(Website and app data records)
---+---

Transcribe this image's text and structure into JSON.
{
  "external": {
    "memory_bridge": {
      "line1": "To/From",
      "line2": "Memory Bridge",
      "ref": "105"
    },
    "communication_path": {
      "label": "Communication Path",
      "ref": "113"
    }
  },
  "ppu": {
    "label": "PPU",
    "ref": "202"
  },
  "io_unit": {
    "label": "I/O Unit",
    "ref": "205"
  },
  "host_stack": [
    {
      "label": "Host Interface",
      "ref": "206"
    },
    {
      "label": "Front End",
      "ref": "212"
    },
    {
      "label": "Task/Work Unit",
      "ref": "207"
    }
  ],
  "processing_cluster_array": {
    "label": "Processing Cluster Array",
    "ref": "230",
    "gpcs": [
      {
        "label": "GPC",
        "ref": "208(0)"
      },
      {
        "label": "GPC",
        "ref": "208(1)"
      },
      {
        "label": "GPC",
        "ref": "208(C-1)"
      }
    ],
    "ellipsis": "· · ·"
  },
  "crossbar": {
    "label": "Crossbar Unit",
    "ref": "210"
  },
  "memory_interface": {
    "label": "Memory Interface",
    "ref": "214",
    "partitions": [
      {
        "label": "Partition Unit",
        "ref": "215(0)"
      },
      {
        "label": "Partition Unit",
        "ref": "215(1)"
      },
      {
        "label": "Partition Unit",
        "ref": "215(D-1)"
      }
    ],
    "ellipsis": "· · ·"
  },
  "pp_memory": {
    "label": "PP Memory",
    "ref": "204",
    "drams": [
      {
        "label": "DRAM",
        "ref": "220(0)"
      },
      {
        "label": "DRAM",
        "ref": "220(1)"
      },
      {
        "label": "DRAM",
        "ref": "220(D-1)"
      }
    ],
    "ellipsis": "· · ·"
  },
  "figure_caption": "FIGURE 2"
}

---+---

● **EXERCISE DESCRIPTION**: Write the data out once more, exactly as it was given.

● **RESPONSE TO THIS EXERCISE**:
Transcribe this image's text and structure into JSON.
{
  "external": {
    "memory_bridge": {
      "line1": "To/From",
      "line2": "Memory Bridge",
      "ref": "105"
    },
    "communication_path": {
      "label": "Communication Path",
      "ref": "113"
    }
  },
  "ppu": {
    "label": "PPU",
    "ref": "202"
  },
  "io_unit": {
    "label": "I/O Unit",
    "ref": "205"
  },
  "host_stack": [
    {
      "label": "Host Interface",
      "ref": "206"
    },
    {
      "label": "Front End",
      "ref": "212"
    },
    {
      "label": "Task/Work Unit",
      "ref": "207"
    }
  ],
  "processing_cluster_array": {
    "label": "Processing Cluster Array",
    "ref": "230",
    "gpcs": [
      {
        "label": "GPC",
        "ref": "208(0)"
      },
      {
        "label": "GPC",
        "ref": "208(1)"
      },
      {
        "label": "GPC",
        "ref": "208(C-1)"
      }
    ],
    "ellipsis": "· · ·"
  },
  "crossbar": {
    "label": "Crossbar Unit",
    "ref": "210"
  },
  "memory_interface": {
    "label": "Memory Interface",
    "ref": "214",
    "partitions": [
      {
        "label": "Partition Unit",
        "ref": "215(0)"
      },
      {
        "label": "Partition Unit",
        "ref": "215(1)"
      },
      {
        "label": "Partition Unit",
        "ref": "215(D-1)"
      }
    ],
    "ellipsis": "· · ·"
  },
  "pp_memory": {
    "label": "PP Memory",
    "ref": "204",
    "drams": [
      {
        "label": "DRAM",
        "ref": "220(0)"
      },
      {
        "label": "DRAM",
        "ref": "220(1)"
      },
      {
        "label": "DRAM",
        "ref": "220(D-1)"
      }
    ],
    "ellipsis": "· · ·"
  },
  "figure_caption": "FIGURE 2"
}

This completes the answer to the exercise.